### Task item
Find every line of the records that has "price" and return it.

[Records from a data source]
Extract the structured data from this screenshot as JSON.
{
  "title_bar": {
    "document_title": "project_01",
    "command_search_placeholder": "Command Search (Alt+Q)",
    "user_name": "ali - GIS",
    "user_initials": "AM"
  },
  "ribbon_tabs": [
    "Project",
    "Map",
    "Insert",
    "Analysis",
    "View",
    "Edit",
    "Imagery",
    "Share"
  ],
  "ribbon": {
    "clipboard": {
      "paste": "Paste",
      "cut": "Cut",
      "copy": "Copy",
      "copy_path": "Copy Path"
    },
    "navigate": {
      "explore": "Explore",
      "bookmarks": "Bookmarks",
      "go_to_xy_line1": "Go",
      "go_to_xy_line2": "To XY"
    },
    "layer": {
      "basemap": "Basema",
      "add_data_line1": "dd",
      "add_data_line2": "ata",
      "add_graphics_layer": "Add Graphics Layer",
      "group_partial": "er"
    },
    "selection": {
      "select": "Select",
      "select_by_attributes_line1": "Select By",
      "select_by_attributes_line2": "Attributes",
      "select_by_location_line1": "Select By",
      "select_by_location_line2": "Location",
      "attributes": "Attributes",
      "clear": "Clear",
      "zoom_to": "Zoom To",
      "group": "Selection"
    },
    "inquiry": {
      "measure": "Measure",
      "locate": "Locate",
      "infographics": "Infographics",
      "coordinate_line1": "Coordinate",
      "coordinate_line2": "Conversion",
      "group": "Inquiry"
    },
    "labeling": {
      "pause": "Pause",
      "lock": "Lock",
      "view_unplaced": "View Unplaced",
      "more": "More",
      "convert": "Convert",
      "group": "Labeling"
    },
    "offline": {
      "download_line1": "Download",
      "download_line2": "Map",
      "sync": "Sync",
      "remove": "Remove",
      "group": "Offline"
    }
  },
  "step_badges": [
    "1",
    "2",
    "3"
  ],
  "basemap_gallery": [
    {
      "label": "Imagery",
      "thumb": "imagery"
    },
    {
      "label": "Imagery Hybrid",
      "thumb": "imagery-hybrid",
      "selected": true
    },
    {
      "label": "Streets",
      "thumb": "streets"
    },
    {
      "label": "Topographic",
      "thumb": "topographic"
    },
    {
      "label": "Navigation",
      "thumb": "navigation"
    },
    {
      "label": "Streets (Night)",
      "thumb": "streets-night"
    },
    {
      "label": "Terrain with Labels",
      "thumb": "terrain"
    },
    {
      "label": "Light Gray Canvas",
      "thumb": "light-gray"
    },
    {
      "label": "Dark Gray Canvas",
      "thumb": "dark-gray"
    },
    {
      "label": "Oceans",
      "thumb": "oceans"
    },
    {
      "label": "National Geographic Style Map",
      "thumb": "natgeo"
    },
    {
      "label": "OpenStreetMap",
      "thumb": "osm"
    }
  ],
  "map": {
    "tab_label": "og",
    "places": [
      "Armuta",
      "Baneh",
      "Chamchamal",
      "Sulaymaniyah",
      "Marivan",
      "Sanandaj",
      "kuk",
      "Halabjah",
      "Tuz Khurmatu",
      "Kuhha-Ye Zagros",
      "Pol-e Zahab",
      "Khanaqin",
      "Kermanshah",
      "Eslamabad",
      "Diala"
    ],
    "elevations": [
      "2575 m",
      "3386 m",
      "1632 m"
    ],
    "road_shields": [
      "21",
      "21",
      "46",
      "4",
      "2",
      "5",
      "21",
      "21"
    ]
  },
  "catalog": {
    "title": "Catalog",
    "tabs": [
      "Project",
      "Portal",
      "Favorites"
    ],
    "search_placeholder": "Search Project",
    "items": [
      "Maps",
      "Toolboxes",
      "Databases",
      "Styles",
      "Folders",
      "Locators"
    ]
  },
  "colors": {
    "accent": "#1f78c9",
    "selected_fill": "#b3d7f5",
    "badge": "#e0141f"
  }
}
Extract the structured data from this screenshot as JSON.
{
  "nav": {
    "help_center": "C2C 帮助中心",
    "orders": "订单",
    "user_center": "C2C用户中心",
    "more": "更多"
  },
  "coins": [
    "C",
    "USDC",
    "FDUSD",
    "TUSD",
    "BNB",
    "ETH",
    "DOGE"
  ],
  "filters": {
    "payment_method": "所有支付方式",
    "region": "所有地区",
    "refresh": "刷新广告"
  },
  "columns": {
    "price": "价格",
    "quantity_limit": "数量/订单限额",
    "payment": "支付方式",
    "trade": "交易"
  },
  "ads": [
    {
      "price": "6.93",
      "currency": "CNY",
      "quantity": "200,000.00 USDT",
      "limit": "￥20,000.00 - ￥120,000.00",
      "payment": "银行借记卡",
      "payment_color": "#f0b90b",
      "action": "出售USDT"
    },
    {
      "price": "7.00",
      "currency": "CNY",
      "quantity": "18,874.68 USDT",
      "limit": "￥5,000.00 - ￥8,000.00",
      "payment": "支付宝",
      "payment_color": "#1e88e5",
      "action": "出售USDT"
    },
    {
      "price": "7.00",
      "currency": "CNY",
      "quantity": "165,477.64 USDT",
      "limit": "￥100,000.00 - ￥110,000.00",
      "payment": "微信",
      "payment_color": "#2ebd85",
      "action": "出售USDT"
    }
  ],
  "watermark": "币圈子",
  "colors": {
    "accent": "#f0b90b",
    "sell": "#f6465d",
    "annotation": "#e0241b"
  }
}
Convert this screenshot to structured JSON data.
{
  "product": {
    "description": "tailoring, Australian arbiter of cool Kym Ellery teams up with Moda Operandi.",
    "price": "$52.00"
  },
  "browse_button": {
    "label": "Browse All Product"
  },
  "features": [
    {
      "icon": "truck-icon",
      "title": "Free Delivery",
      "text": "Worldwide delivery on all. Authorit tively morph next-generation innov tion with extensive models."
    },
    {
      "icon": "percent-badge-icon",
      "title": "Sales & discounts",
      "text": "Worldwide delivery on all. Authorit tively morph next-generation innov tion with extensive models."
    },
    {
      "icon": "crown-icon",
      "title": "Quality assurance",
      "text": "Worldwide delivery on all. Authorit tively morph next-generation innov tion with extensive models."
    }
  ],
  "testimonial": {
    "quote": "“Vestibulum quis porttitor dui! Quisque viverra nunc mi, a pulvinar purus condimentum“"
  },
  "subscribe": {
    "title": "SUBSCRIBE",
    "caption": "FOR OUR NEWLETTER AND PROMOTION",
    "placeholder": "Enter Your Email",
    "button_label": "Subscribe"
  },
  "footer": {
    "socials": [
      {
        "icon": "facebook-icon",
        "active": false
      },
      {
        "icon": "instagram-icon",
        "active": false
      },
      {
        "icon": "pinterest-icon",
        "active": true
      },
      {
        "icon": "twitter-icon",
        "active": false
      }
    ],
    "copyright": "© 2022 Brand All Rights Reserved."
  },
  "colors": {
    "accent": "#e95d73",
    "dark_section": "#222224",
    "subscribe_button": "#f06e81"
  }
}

### Answer space
    "price": "价格",
      "price": "6.93",
      "price": "7.00",
      "price": "7.00",
    "price": "$52.00"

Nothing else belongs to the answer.